<jats:title>Abstract</jats:title><jats:p>The cortex and subcortical circuitry are thought to play distinct roles in the generation of sleep oscillations and global control of vigilance states. Here we silenced a subset of cortical layer 5 pyramidal and dentate gyrus granule cells in mice using a cell-specific ablation of the key t-SNARE protein SNAP25. We found a marked increase in wakefulness accompanied by a reduced rebound of EEG slow-wave activity after sleep deprivation. Our data illustrates an important role for the cortex in both global state control and sleep homeostasis.</jats:p>
Subplate neurons (SPNs) are thought to play a role in nascent sensory processing in neocortex. To better understand how heterogeneity within this population relates to emergent function, we investigated the synaptic connectivity of Lpar1-EGFP SPNs through the first postnatal week in whisker somatosensory cortex (S1BF). These SPNs comprise of two morphological subtypes: fusiform SPNs with local axons, and pyramidal SPNs with axons that extend through the marginal zone. The former receive translaminar synaptic input up until the emergence of the whisker barrels; a timepoint coincident with significant cell death. In contrast, pyramidal SPNs receive local input from the subplate at early ages but then - during the later time window, acquire input from overlying cortex. Combined electrical and optogenetic activation of thalamic afferents identified that Lpar1-EGFP SPNs receive sparse thalamic innervation.
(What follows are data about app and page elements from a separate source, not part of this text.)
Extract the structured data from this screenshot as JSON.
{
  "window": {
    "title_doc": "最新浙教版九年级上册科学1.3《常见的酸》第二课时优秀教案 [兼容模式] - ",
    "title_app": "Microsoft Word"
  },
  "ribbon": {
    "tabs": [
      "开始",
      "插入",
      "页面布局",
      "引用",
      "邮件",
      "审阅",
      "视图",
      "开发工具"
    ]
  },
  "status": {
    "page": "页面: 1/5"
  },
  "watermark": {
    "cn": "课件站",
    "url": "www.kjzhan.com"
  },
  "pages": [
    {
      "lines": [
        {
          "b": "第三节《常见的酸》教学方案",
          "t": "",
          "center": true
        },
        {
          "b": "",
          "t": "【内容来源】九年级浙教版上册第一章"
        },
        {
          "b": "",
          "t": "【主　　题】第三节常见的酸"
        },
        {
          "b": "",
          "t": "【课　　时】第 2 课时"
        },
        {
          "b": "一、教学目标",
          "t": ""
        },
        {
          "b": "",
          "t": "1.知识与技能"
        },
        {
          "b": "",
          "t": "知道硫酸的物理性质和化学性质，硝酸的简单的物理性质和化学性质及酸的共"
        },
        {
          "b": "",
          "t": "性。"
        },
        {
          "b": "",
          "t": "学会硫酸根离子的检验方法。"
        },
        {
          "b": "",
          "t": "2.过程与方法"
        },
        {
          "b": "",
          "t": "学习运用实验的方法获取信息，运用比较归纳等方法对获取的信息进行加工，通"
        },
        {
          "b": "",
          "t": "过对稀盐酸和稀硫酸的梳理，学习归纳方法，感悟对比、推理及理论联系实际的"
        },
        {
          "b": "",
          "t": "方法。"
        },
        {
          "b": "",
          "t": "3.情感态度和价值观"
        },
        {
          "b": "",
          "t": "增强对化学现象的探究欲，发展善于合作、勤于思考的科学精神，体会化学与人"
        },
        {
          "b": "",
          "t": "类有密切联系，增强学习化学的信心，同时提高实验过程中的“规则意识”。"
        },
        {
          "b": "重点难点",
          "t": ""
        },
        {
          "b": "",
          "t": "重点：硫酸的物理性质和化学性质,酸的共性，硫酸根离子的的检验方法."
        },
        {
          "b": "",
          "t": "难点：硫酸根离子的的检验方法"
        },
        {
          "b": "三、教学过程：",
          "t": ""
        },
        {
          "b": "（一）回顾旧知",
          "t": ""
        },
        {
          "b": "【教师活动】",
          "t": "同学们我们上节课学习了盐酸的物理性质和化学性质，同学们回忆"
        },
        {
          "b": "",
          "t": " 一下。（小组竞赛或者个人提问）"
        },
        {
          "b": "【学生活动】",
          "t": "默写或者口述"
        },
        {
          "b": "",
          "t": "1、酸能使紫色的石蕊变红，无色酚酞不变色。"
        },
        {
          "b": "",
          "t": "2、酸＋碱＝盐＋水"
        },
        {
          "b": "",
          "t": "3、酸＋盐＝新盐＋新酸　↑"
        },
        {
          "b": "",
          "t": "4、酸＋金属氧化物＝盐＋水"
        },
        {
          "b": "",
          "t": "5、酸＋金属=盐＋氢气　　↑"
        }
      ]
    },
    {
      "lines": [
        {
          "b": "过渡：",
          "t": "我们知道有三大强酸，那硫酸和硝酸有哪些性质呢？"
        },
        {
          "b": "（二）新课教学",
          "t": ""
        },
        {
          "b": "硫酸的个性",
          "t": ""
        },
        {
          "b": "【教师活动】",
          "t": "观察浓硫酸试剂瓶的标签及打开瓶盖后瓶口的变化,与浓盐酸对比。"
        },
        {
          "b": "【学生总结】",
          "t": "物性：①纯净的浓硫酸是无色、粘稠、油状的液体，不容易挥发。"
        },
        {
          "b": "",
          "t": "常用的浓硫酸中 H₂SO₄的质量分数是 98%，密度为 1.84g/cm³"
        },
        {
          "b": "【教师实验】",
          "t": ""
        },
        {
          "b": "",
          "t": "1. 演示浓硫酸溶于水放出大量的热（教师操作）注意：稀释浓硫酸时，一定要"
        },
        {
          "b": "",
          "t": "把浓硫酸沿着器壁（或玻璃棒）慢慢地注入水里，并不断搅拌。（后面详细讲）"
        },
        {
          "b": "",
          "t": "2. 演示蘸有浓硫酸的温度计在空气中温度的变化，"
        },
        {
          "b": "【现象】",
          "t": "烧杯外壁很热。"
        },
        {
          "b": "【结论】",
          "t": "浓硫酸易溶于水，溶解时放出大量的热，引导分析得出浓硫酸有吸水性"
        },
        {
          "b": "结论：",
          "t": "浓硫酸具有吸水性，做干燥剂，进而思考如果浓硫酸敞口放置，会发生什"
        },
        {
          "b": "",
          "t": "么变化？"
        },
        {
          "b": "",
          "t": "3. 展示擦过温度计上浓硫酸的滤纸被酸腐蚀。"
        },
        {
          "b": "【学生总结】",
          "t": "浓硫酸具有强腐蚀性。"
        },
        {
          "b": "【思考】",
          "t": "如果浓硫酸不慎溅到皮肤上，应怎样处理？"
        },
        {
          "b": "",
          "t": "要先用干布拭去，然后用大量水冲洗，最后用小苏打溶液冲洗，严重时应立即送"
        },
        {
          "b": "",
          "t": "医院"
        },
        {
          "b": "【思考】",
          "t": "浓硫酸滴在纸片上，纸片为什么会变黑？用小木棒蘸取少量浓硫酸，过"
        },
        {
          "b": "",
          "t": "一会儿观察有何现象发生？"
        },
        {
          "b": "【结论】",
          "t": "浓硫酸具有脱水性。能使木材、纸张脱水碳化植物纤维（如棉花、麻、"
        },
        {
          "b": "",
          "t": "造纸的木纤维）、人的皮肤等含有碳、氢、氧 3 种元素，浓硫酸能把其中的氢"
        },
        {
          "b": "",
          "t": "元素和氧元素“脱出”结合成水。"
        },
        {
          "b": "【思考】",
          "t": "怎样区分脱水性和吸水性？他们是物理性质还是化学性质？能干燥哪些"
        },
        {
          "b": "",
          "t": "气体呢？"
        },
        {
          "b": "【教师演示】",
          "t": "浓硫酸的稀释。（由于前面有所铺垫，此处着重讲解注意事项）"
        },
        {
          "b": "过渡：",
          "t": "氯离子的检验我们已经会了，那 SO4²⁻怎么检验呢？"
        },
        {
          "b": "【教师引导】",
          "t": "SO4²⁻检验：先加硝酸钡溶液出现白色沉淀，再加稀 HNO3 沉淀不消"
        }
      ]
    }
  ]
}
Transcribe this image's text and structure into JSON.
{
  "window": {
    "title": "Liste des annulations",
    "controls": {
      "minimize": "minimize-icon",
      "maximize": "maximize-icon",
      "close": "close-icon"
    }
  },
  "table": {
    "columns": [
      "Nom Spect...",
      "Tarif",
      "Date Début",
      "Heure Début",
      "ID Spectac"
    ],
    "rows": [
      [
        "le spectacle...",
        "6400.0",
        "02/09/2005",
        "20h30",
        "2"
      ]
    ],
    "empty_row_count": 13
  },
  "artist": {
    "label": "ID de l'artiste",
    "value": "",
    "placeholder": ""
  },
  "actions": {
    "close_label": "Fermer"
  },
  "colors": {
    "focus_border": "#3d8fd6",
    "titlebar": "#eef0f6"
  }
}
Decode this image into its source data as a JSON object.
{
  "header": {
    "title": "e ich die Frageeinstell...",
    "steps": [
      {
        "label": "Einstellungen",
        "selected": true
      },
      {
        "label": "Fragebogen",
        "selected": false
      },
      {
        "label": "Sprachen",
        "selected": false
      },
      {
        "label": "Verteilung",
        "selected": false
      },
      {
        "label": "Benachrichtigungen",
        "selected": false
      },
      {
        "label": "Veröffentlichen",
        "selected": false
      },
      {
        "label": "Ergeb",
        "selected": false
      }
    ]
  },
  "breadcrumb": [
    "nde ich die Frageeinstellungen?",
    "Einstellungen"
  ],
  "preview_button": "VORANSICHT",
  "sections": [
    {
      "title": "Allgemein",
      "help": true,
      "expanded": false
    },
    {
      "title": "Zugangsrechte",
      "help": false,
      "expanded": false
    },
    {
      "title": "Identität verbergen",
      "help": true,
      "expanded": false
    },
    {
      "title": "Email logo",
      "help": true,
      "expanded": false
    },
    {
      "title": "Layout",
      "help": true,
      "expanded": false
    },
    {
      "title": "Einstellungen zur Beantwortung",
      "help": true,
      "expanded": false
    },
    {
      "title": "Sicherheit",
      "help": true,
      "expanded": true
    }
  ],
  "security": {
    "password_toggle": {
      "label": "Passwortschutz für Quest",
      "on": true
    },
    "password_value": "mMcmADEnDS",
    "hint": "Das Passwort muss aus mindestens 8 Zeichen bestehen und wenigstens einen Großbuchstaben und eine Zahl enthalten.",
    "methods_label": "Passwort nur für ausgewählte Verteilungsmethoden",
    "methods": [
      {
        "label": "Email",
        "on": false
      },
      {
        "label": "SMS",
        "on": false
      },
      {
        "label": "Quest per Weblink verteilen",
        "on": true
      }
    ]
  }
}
These data reveal components of the postnatal network that interpret sparse thalamic input to direct the emergent columnar structure of S1BF.